I really enjoyed listening to your insightful conversation with Juzwiak. Most of my friends, gay or straight, don’t have the patience to read Love Undetectable, but they may be willing to listen to this conversation. It beautifully distills what it was like to come of age during the plague of the ’90s and of its impact upon our generation’s attitudes towards sexuality, risk, and death.
I deal with a number of grad students/postdocs who are in their thirties, and I am just realizing that their generation has never experienced anything comparable, and most have never dealt with death. Recently, one of the grad students died unexpectedly of a rare disease, and it hit some of the other students hard. I think they were upset that I did not display equal levels of grief. In response, I told them a bit about my experiences during the height of the AIDS epidemic … about calling a friend in New Orleans to tell him about the death of a mutual friend, and his response was flat and unemotional. He said, “I’m sorry if I seem cold, but the truth is that I simply don’t have any more tears to shed; I’ve been to thirteen funerals just this month.”
My students simply couldn’t imagine the magnitude of such loss of a social circle, nor realize how it impacted dating, friendships, and having sex. Now, if they wish to understand, they have something to listen to.
Perhaps it is a reflection of my sixty plus years, but I had a real visceral negative reaction to your conversation that multiple random sexual hookups constitute a community. In my life I have bed-hopped, bathhouse visited, and anonymously interacted with countless dicks and asses (as well as dick-heads and assholes), but MY Gay community came together when my contemporaries battled the scourge of AIDS, the terrifying unknowns, the constant anxiety of looking for that first red lesion … my history is littered with the names of the fallen, my own personal World War III.
After the terror of HIV subsided just a bit, my community was formed with men and women, of all sexual stripes, who lobbied, battled, organized for equal protections under the law and advanced the reality of same sex marriage and adoption

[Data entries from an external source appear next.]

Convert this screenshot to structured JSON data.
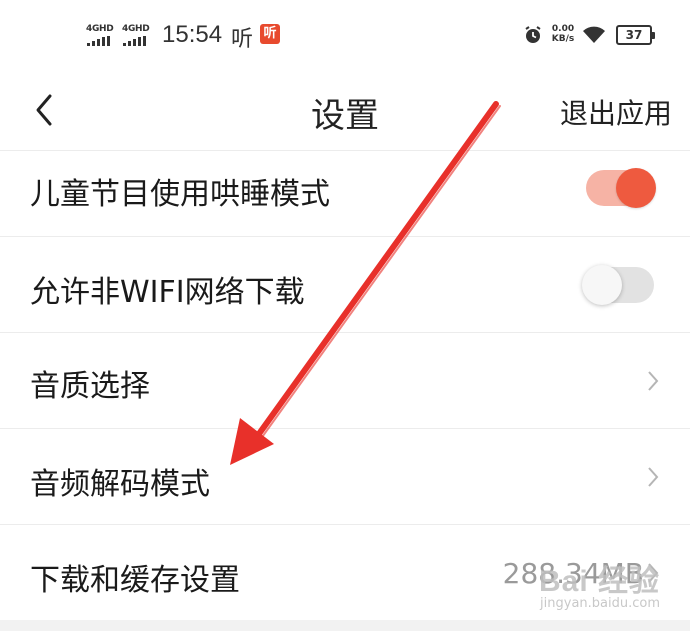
{
  "status_bar": {
    "network_1": "4GHD",
    "network_2": "4GHD",
    "time": "15:54",
    "notif_text": "听",
    "app_badge": "听",
    "speed_value": "0.00",
    "speed_unit": "KB/s",
    "battery_level": "37",
    "icons": [
      "alarm-icon",
      "wifi-icon",
      "battery-icon",
      "signal-icon"
    ]
  },
  "navbar": {
    "back_icon": "chevron-left-icon",
    "title": "设置",
    "exit_label": "退出应用"
  },
  "settings": {
    "items": [
      {
        "label": "儿童节目使用哄睡模式",
        "control": "toggle",
        "state": "on"
      },
      {
        "label": "允许非WIFI网络下载",
        "control": "toggle",
        "state": "off"
      },
      {
        "label": "音质选择",
        "control": "chevron"
      },
      {
        "label": "音频解码模式",
        "control": "chevron"
      },
      {
        "label": "下载和缓存设置",
        "control": "chevron",
        "value": "288.34MB"
      }
    ]
  },
  "colors": {
    "accent": "#ee5a3f",
    "toggle_on_track": "#f6b3a5",
    "toggle_off_track": "#e2e2e2",
    "annotation_arrow": "#e8302a",
    "value_text": "#9a9a9a"
  },
  "watermark": {
    "logo": "Bai 经验",
    "url": "jingyan.baidu.com"
  }
}
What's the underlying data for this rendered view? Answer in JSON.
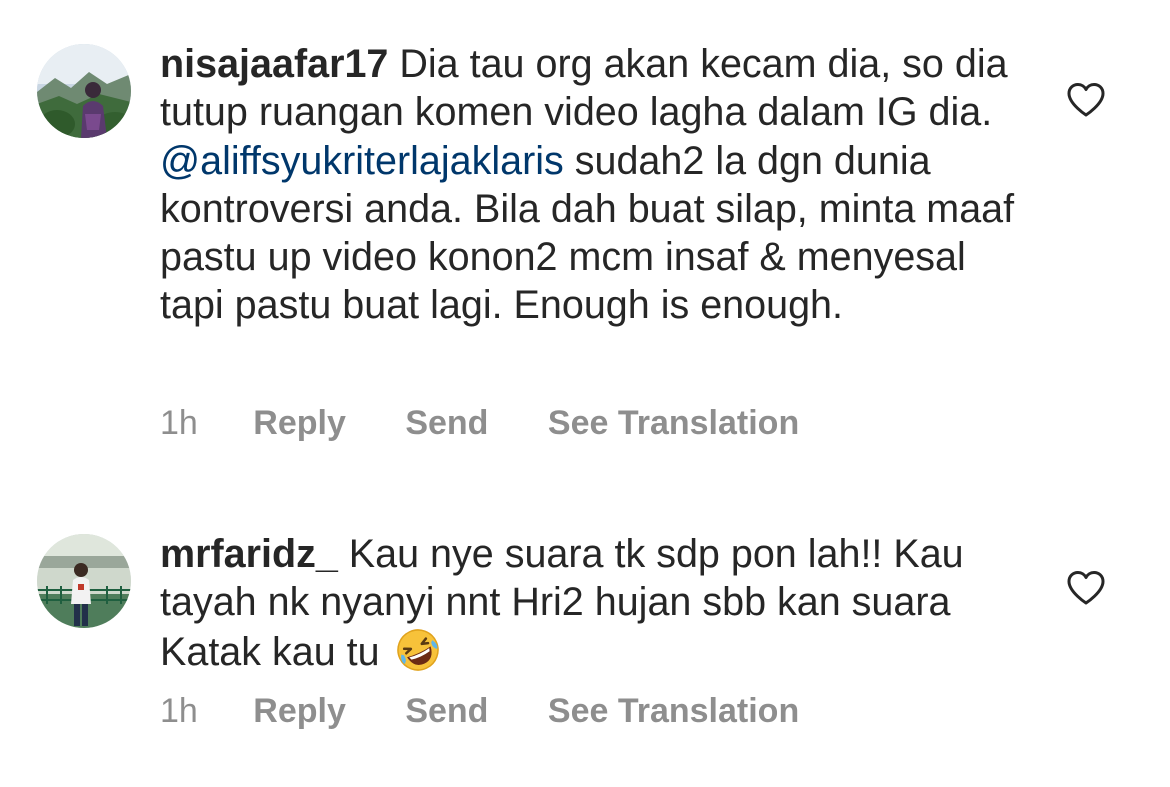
{
  "colors": {
    "text": "#262626",
    "secondary": "#8e8e8e",
    "mention": "#00376b"
  },
  "comments": [
    {
      "username": "nisajaafar17",
      "text_before_mention": "Dia tau org akan kecam dia, so dia tutup ruangan komen video lagha dalam IG dia.",
      "mention": "@aliffsyukriterlajaklaris",
      "text_after_mention": "sudah2 la dgn dunia kontroversi anda. Bila dah buat silap, minta maaf pastu up video konon2 mcm insaf & menyesal tapi pastu buat lagi. Enough is enough.",
      "time": "1h",
      "reply_label": "Reply",
      "send_label": "Send",
      "translate_label": "See Translation",
      "like_icon": "heart-outline-icon"
    },
    {
      "username": "mrfaridz_",
      "text": "Kau nye suara tk sdp pon lah!! Kau tayah nk nyanyi nnt Hri2 hujan sbb kan suara Katak kau tu",
      "emoji": "rolling-on-floor-laughing-emoji",
      "time": "1h",
      "reply_label": "Reply",
      "send_label": "Send",
      "translate_label": "See Translation",
      "like_icon": "heart-outline-icon"
    }
  ]
}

As a freshman at Georgetown University in 1970, I would tiptoe past the open bar-room door of the first Gay Establishment I had ever known on Wisconsin Avenue. To think in my lifetime I can check into just about any hotel in the world (excluding Russia and Uganda) with a same-sex partner and be shown a room with one bed, is astounding. And that is because we organized to become a political, economic, and religious force that peacefully brought about change
When I think of our Male Gay community, I think of all the brilliant artists, authors, teachers, health care providers, athletes and scientists who excelled in their fields. I don’t think about how many men they hooked up with, furtively or openly, and that is the furthest thing from my mind when I identify with my tribe.
It’s not what I focus on much of the time either. But it’s there and deserves some elucidation given the obloquy directed at it from gays and straights alike. Another adds:
The push for Truvada needs to be tempered with some medical judgment. My doctor took me off it because I had a kidney stone, because he said that if I got another kidney stone and Truvada backed up in my kidneys, it could potentially damage my kidneys. So there needs to be some awareness that Truvada DOES have potential side effects.
Indeed it does, as all drugs do. This blog has addressed the potential side effects many times, namely in our long-running thread, “Why Aren’t Gay Men On The Pill?“